- To do -
The listing below needs to be copied in full, exactly.

■ ■ ■

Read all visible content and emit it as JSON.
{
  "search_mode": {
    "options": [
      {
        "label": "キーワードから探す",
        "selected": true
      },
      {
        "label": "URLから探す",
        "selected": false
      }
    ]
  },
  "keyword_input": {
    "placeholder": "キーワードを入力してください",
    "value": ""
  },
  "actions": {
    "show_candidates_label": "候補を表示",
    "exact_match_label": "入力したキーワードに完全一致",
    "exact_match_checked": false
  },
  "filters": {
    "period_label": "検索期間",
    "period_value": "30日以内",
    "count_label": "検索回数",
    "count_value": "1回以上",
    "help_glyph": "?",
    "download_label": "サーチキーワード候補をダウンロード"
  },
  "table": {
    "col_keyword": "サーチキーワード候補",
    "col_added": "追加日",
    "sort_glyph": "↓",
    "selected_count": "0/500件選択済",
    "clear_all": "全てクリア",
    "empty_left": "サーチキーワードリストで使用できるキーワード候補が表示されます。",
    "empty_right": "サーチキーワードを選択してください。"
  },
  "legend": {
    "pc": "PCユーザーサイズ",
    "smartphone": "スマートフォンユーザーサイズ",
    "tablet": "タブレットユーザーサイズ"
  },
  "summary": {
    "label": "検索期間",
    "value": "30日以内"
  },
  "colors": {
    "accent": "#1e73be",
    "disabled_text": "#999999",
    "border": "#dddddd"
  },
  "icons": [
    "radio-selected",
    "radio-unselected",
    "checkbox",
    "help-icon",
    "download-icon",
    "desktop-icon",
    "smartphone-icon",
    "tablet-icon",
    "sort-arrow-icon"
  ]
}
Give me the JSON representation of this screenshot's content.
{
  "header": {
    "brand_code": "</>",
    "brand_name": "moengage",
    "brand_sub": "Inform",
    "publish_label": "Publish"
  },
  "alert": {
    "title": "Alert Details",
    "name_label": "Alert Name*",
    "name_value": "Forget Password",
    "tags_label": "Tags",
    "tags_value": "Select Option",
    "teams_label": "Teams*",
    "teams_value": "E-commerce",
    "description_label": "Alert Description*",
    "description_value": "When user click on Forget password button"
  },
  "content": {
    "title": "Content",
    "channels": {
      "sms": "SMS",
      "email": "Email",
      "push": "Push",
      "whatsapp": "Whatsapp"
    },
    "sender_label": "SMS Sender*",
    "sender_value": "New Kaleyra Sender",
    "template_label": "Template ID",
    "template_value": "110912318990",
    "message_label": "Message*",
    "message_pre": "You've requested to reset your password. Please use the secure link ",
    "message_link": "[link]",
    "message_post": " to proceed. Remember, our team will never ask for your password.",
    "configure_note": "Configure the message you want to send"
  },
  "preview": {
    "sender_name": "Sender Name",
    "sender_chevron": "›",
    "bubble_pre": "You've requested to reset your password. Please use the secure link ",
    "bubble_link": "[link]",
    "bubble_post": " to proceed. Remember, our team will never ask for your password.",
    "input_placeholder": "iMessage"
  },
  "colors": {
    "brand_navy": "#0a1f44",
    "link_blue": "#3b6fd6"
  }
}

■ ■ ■

- Output of the exercise -
Read all visible content and emit it as JSON.
{
  "search_mode": {
    "options": [
      {
        "label": "キーワードから探す",
        "selected": true
      },
      {
        "label": "URLから探す",
        "selected": false
      }
    ]
  },
  "keyword_input": {
    "placeholder": "キーワードを入力してください",
    "value": ""
  },
  "actions": {
    "show_candidates_label": "候補を表示",
    "exact_match_label": "入力したキーワードに完全一致",
    "exact_match_checked": false
  },
  "filters": {
    "period_label": "検索期間",
    "period_value": "30日以内",
    "count_label": "検索回数",
    "count_value": "1回以上",
    "help_glyph": "?",
    "download_label": "サーチキーワード候補をダウンロード"
  },
  "table": {
    "col_keyword": "サーチキーワード候補",
    "col_added": "追加日",
    "sort_glyph": "↓",
    "selected_count": "0/500件選択済",
    "clear_all": "全てクリア",
    "empty_left": "サーチキーワードリストで使用できるキーワード候補が表示されます。",
    "empty_right": "サーチキーワードを選択してください。"
  },
  "legend": {
    "pc": "PCユーザーサイズ",
    "smartphone": "スマートフォンユーザーサイズ",
    "tablet": "タブレットユーザーサイズ"
  },
  "summary": {
    "label": "検索期間",
    "value": "30日以内"
  },
  "colors": {
    "accent": "#1e73be",
    "disabled_text": "#999999",
    "border": "#dddddd"
  },
  "icons": [
    "radio-selected",
    "radio-unselected",
    "checkbox",
    "help-icon",
    "download-icon",
    "desktop-icon",
    "smartphone-icon",
    "tablet-icon",
    "sort-arrow-icon"
  ]
}
Give me the JSON representation of this screenshot's content.
{
  "header": {
    "brand_code": "</>",
    "brand_name": "moengage",
    "brand_sub": "Inform",
    "publish_label": "Publish"
  },
  "alert": {
    "title": "Alert Details",
    "name_label": "Alert Name*",
    "name_value": "Forget Password",
    "tags_label": "Tags",
    "tags_value": "Select Option",
    "teams_label": "Teams*",
    "teams_value": "E-commerce",
    "description_label": "Alert Description*",
    "description_value": "When user click on Forget password button"
  },
  "content": {
    "title": "Content",
    "channels": {
      "sms": "SMS",
      "email": "Email",
      "push": "Push",
      "whatsapp": "Whatsapp"
    },
    "sender_label": "SMS Sender*",
    "sender_value": "New Kaleyra Sender",
    "template_label": "Template ID",
    "template_value": "110912318990",
    "message_label": "Message*",
    "message_pre": "You've requested to reset your password. Please use the secure link ",
    "message_link": "[link]",
    "message_post": " to proceed. Remember, our team will never ask for your password.",
    "configure_note": "Configure the message you want to send"
  },
  "preview": {
    "sender_name": "Sender Name",
    "sender_chevron": "›",
    "bubble_pre": "You've requested to reset your password. Please use the secure link ",
    "bubble_link": "[link]",
    "bubble_post": " to proceed. Remember, our team will never ask for your password.",
    "input_placeholder": "iMessage"
  },
  "colors": {
    "brand_navy": "#0a1f44",
    "link_blue": "#3b6fd6"
  }
}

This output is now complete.